* [The task]: Wherever a line in the data holds the word "Distributed", pull that line out.

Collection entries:

+---+

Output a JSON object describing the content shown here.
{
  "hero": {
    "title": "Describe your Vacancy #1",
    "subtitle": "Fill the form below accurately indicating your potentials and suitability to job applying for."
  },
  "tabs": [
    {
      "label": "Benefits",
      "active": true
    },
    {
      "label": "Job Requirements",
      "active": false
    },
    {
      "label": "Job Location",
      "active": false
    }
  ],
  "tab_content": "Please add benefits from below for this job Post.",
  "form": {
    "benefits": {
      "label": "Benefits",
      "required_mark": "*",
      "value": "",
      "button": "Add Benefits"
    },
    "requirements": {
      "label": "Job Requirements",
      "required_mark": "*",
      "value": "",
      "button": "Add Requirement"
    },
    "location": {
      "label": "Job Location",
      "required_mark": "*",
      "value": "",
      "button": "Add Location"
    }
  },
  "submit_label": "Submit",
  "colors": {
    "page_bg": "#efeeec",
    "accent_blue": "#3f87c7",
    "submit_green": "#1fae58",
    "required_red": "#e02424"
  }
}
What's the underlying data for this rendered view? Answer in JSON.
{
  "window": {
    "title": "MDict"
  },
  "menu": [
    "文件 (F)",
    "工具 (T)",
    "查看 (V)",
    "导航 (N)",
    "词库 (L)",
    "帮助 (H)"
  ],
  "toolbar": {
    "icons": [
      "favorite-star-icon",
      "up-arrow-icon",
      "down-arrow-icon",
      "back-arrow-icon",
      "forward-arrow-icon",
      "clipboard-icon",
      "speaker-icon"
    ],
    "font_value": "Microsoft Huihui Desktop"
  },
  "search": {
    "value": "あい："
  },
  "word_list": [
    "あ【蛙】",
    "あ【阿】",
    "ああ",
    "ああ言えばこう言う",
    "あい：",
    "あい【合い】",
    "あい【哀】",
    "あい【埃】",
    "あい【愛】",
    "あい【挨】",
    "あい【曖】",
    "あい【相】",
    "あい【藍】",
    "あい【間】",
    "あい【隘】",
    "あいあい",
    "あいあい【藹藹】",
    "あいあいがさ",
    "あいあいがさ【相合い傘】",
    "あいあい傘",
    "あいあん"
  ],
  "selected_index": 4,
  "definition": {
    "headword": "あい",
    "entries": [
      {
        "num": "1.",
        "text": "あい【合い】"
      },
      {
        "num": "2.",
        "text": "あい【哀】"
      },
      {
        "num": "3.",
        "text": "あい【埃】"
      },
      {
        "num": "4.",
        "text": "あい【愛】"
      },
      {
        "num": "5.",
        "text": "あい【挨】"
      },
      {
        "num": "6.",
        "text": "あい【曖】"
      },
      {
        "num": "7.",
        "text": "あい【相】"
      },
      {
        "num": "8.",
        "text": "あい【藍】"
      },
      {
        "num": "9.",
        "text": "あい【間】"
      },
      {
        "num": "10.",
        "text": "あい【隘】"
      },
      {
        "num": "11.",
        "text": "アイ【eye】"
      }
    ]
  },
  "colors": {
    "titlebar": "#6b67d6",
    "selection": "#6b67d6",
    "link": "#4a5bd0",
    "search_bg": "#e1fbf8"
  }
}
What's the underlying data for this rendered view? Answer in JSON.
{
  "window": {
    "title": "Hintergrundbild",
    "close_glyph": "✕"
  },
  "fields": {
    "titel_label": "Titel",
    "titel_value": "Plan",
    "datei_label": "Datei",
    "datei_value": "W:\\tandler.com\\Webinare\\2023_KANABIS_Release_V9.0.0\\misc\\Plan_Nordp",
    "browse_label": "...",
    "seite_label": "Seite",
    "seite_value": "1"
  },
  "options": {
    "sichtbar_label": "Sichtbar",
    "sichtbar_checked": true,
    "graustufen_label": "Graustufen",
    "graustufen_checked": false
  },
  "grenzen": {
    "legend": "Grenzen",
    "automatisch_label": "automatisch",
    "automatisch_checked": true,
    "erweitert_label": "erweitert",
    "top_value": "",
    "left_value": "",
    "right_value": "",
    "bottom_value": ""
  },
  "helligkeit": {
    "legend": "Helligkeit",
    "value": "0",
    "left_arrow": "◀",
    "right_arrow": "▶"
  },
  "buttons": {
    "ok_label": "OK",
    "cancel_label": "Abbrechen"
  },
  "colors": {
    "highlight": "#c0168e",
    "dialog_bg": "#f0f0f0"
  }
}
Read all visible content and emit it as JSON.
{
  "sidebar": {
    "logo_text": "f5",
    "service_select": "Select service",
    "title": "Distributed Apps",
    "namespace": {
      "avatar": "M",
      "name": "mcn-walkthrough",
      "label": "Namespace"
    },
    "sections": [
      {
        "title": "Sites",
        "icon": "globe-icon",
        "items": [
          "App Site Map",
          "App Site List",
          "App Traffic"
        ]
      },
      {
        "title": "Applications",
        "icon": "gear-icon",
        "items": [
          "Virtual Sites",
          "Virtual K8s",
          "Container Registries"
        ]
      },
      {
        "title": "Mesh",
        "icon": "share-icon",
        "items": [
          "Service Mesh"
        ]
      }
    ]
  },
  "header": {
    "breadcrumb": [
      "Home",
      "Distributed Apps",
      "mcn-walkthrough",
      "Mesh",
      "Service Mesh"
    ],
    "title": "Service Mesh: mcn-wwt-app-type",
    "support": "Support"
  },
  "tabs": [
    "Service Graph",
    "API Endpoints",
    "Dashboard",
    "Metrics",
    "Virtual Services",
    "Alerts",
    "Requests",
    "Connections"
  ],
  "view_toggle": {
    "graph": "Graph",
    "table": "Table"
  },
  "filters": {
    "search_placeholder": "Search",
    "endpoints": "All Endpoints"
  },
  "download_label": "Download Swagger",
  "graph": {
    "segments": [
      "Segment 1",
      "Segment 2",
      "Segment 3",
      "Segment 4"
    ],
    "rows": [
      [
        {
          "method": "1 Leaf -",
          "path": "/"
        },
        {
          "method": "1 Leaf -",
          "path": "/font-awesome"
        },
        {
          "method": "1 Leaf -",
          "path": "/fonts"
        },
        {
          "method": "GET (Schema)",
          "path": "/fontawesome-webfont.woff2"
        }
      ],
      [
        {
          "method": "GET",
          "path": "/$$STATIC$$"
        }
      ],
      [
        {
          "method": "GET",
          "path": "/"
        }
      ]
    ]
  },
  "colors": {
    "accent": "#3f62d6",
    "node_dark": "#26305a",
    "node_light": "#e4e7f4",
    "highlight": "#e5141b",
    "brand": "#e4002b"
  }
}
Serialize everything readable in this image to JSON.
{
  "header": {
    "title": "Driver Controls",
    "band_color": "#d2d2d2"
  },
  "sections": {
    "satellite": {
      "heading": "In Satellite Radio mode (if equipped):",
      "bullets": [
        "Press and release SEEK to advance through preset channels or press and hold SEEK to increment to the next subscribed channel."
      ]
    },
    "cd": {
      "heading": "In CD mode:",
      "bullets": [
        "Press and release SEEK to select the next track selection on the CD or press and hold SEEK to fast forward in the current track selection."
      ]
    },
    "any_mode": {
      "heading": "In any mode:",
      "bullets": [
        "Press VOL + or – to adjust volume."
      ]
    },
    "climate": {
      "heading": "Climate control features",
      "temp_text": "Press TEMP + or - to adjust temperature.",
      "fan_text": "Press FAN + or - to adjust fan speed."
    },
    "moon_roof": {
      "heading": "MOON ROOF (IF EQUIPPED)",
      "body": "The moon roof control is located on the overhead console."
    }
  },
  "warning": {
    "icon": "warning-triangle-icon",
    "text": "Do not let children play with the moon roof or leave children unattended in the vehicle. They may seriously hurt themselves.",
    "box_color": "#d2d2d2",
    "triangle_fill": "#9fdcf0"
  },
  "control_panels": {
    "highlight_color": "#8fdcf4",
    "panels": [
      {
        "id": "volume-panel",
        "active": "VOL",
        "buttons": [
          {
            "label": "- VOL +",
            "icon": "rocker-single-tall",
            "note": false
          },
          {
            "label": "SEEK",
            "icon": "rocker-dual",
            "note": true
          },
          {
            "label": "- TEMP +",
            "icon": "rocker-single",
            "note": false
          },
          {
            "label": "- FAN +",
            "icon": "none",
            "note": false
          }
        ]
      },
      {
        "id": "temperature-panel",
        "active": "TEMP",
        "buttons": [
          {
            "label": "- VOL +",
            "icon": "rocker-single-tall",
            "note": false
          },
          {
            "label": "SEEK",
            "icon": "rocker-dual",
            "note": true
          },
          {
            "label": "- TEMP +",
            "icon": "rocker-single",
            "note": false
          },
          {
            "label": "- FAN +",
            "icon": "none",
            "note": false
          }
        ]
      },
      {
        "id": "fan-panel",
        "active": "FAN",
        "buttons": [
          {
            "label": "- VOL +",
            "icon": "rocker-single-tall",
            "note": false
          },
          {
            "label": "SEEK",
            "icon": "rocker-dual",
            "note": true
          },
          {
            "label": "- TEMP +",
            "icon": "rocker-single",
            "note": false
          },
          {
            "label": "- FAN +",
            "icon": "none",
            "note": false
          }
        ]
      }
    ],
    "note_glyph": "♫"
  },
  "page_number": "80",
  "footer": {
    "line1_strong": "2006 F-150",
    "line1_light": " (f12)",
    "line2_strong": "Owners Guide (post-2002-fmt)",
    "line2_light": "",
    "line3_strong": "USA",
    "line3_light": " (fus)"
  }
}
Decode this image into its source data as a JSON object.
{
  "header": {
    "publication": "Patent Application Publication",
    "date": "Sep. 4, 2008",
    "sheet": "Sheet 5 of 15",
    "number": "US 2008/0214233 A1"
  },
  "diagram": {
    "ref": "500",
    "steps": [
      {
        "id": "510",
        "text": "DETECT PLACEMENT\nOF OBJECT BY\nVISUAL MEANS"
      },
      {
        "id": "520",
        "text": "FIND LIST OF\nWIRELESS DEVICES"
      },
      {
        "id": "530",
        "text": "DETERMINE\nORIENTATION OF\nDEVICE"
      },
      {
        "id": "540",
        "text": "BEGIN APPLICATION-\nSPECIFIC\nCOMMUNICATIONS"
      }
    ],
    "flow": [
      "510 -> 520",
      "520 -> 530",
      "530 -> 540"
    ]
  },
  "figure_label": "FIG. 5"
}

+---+

* [Task answer]:
    "title": "Distributed Apps",
      "Distributed Apps",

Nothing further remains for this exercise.